A redefinition of procrastination is warranted by this fuller understanding of the process. Procrastination is essentially the repression or suppression of an unpleasant feeling in order to temporally separate oneself from a task. We’re familiar with ordinary spatial separations, where we can build walls or just walk away from something. But we can also temporally separate ourselves from things we don’t like.
In order to procrastinate, we need to believe that there are past, present, and future temporal ‘rooms’ or ‘spaces’ in our experience. Only then is it possible to ‘put something off’ into the future ‘room’, and temporally separate ourselves in the present ‘room’ from the task. We need to feel that the future is separate from the present, and this is certainly felt to be the reality with the view of linear time common in Western cultures.

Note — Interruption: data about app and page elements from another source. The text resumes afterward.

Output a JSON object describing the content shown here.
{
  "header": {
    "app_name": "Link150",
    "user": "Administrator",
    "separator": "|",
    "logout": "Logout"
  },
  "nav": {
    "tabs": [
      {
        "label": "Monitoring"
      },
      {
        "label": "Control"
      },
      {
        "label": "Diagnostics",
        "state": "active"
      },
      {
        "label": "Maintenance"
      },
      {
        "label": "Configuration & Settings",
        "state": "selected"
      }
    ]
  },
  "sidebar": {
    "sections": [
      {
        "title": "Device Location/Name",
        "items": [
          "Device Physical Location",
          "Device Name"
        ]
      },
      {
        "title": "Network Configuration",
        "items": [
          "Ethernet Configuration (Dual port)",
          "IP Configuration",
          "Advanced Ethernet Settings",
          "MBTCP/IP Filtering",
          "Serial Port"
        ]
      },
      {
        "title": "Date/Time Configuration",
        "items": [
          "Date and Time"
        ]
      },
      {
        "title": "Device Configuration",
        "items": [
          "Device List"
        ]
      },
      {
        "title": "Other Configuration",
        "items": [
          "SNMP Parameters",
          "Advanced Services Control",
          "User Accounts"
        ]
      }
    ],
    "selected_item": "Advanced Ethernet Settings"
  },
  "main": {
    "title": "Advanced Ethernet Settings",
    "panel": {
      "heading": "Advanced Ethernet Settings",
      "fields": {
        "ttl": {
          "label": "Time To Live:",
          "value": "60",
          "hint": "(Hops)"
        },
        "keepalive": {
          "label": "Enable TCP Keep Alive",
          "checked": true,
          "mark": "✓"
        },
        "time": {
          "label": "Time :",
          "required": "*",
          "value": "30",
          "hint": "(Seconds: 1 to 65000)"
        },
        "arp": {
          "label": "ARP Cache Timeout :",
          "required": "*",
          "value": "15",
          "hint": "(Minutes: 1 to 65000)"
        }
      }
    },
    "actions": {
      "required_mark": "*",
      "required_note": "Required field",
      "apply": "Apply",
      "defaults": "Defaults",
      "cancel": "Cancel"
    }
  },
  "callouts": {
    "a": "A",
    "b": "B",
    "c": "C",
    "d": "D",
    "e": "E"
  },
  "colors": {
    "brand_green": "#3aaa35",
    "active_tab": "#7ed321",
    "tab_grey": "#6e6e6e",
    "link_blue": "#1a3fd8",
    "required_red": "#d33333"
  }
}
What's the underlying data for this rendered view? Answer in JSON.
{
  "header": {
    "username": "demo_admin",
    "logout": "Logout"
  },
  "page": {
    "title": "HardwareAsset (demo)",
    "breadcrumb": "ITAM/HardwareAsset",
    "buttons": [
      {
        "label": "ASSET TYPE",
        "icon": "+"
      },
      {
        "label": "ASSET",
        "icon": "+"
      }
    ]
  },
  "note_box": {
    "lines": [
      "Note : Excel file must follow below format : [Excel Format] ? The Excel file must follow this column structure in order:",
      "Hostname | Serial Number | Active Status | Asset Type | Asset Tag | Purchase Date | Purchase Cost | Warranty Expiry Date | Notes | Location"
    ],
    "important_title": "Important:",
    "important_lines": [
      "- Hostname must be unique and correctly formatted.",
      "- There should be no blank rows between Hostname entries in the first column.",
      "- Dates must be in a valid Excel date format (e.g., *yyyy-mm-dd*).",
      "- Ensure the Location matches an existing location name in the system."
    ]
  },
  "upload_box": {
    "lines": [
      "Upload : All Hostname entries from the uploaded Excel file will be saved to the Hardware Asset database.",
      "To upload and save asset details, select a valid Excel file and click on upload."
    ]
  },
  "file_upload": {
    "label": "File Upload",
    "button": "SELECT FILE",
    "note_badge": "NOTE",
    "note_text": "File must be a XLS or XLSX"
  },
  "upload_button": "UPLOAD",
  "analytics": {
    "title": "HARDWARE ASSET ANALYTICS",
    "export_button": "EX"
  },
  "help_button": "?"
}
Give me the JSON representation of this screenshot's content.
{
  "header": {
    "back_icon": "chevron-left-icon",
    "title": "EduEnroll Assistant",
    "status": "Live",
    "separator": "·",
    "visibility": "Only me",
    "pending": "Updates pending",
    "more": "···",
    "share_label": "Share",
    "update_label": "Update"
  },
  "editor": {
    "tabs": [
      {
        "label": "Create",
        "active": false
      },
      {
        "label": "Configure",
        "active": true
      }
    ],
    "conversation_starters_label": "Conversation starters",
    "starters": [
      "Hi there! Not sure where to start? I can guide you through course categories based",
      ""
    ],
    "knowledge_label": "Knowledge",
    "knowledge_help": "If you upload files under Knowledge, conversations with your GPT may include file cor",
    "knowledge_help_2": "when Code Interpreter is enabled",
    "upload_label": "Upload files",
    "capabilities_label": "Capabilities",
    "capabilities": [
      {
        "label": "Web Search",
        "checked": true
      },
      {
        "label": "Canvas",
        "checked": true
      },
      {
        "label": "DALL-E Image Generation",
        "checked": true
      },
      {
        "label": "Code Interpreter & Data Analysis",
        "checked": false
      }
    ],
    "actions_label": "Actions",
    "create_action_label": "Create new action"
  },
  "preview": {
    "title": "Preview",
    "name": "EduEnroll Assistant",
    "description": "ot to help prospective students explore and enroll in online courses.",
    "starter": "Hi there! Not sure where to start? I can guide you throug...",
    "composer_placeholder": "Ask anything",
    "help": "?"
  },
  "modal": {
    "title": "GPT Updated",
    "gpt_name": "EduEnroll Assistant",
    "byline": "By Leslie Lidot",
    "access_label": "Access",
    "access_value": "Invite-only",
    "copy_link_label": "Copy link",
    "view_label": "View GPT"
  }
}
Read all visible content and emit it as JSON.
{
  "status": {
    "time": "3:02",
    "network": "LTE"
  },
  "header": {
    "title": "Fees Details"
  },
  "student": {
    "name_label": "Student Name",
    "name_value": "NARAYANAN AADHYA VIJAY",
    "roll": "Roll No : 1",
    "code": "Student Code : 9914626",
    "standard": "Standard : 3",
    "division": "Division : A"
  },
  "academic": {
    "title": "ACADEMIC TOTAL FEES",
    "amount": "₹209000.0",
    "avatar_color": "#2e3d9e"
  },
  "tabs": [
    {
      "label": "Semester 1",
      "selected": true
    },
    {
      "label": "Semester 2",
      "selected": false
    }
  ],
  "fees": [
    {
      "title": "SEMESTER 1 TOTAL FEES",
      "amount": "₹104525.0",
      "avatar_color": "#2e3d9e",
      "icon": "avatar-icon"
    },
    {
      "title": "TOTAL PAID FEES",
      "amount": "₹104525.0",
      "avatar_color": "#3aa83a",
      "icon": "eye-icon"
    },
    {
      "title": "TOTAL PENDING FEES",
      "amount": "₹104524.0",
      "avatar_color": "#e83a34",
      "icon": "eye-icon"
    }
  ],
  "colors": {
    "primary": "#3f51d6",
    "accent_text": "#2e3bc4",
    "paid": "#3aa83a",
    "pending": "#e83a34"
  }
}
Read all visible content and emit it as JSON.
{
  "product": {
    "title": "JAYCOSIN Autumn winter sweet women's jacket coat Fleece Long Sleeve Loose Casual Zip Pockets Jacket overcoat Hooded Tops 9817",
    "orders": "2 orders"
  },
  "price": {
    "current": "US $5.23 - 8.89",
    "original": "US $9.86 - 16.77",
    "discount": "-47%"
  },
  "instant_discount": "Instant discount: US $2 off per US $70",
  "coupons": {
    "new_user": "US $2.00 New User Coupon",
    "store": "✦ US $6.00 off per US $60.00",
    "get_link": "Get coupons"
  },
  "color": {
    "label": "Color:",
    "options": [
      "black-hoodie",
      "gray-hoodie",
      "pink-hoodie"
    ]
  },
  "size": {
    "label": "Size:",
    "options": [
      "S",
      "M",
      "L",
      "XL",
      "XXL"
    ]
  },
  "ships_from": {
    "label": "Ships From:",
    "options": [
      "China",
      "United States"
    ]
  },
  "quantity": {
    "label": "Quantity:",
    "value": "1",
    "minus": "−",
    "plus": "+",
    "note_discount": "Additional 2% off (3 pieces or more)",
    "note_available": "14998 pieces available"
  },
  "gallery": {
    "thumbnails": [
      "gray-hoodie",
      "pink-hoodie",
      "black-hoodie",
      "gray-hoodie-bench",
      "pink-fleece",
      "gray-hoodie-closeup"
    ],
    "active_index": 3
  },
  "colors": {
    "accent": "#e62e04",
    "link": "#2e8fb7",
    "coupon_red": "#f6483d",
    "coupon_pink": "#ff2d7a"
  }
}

With this past-present-future structure in mind, or in ‘place’ within our experience, we can then put something ‘off’ to the future containers. What seems to happen is that the energy of the feeling that we don’t like (confusion in my speechwriting example) is pushed away, suppressed, and it is transformed into a stronger experience of the conveyor belt of time passing between past, present, and future ‘rooms’, with the somewhat dim recollection of our postponed task off in the future somewhere. The energy of confusion isn’t lost, it doesn’t simply disappear, it’s just changed to a different form. So our stronger sense of time passing is a result of transforming the suppressed ‘negative’ energy. Time is not just an external physical reality that is ‘real’ or predetermined or constant. It’s more flexible than Western cultures teach.
Since time is very flexible, perhaps we can take the characteristic orientation of procrastination and planning in general, where we look from the present toward the future, and reverse it–look from the future back towards the present and past. If we reverse this view of time, we might be able to break our habit, as well as loosen the energy built into time’s structures by previous acts of procrastinating. In fact, the Turn Time Around exercise does turn our ‘normal’ habitual temporal perspective around and release some of the energy frozen by putting things off, and by avoiding things by ‘looking forward to’ better times. Procrastination is an example of how we create our sense of time flow; for more general information on this creation, see How Our Sense of Time Flow is Created.
After working with the Turn Time Around exercise a while, you can take this way of breaking down the barrier between present and future a step farther by practicing more subtle Exercises 20 and 21 from Time, Space, and Knowledge by Tarthang Tulku (pp. 175-6, Berkeley: Dharma Publishing, 1979). If you have already done the “Turn Time Around” exercise, you have some experience of the first way of doing Exercise 20: “by visualizing yourself as actually being in the future . . . looking towards ‘the present’.” With sufficient practice, “you uncover a ‘knowing’ which is less tied to your self-image.” Then you can do the exercise a second way, using “‘knowing’ to perform the shift in relating to time’s past-present-future structure.” After this second type of practice of Exercise 20, “A More Subtle Structural Reversal” is accomplished with Exercise 21. For exercise instructions see pp. 175-6 of Time, Space, and Knowledge.